If you think L.A.'s summers are bad, you’ve probably never experienced summer in Seoul. Temperatures can top 100, but the killer is the humidity. Going into a summer in Korea is like being invited to the devil’s sauna.
Given the brutal weather, Koreans have devised many ways to cope. There are two major theories. On one side are the people who believe that you can fight fire with fire. They think that if you eat hot and spicy food, you get more energy and can combat the listlessness that summer brings. Not only will you sweat more, but in contrast to the hot and spicy food you just ate, the outside temperature will also make you feel cooler.
My dad and his friends belong to this first camp. They take hot baths and eat the most fire-burning, chile-filled hot pots, dabbing beads of sweat from their brows as they do. I’ve seen some of the most fervent ones emerge from steaming saunas on sweltering days.
The other side believes that you should combat the heat with cold. They take cool baths, eat dishes drowned in ice and stay away from the more spicy foods.

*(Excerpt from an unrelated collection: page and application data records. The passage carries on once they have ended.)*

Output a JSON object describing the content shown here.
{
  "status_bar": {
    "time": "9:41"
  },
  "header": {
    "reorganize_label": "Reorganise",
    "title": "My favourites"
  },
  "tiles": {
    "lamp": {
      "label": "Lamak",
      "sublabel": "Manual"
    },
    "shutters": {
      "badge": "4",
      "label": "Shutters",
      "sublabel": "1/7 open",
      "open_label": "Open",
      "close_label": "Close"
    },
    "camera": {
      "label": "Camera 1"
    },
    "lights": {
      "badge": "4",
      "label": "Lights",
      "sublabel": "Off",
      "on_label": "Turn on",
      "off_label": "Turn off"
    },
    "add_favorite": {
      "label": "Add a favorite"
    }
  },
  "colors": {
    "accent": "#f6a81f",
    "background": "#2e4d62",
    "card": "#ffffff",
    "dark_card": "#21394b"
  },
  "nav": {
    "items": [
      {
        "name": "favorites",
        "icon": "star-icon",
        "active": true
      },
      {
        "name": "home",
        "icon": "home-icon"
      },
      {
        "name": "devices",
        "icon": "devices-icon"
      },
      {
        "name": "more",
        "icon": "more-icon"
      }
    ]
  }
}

I belong to the latter group. On any given summer day in L.A., I can be found with my portable ice shaver in one hand and an ice pop in the other, running to the nearest climate-controlled shelter. Not that I’m afraid of heat, mind you, but I’m no glutton for punishment.
When I’m feeling extra-lazy and irritable (i.e., I don’t feel like getting near a stove), I hop into my car, air-conditioner blasting me in the face, and head down to Koreatown to look for the familiar banners advertising naengmyon and pot bingsu.
There are two major types of naengmyon--mul naengmyon (which means “cold water noodles” in Korean) and bibim naengmyon (which is a spicy mixed noodle dish with pieces of raw skate).
Naengmyon was originally a winter food, eaten by those from the cold northern provinces of Pyongyang and Hamgyong.
People in Pyongyang province ate the predecessor to mul naengmyon. Their buckwheat noodles were served in beef stock with cold pheasant meat.
The bibim naengmyon from Hamgyong province was made with hot spices mixed with hamhung (flounder). The raw fish was salted and seasoned, then eaten bones and all. Today, bibim naengmyon is prepared with skate, which is easier to get.
Because of its refreshing coolness, naengmyon eventually evolved into the national summertime dish.
When Koreans speak of naengmyon, they are generally referring to the soup type. Usually served in large metal bowls with ice cubes clinking inside, mul naengmyon consists of noodles in a beef-based broth. It is garnished with cucumbers, pickled daikon and hard-boiled eggs. The crunchiness of the cucumber and pickled daikon complement the chewy consistency of the noodles. (Because the noodles can be so elastic and difficult to eat, the waitress will come and cut them for you with scissors.)
The cold metal of the dish feels wonderful against your palm as you lift it up to drink that wonderful broth.
Another popular chilled noodle dish is kong guksu--which is made with somen or other noodles in a beautiful white soy-based broth. A subtler flavor than naengmyon, kong guksu is another one of the joys of summer eating.
You can top off a cold meal with an order of pot bingsu if you’d like. Found in most cafes and bakeries throughout Koreatown, it is simply a pile of shaved ice mixed with sweet red beans, fruit cocktail, cooked rice powder and with a variety of brightly colored fruit syrups added for flavor.
Even though it may be a clash of fire and ice when my dad and I sit down for a summer meal--my cold noodles and his spicy soups--the one thing we can agree on is what we’re going to have for dessert: a nice bowl of ice cream shared between us.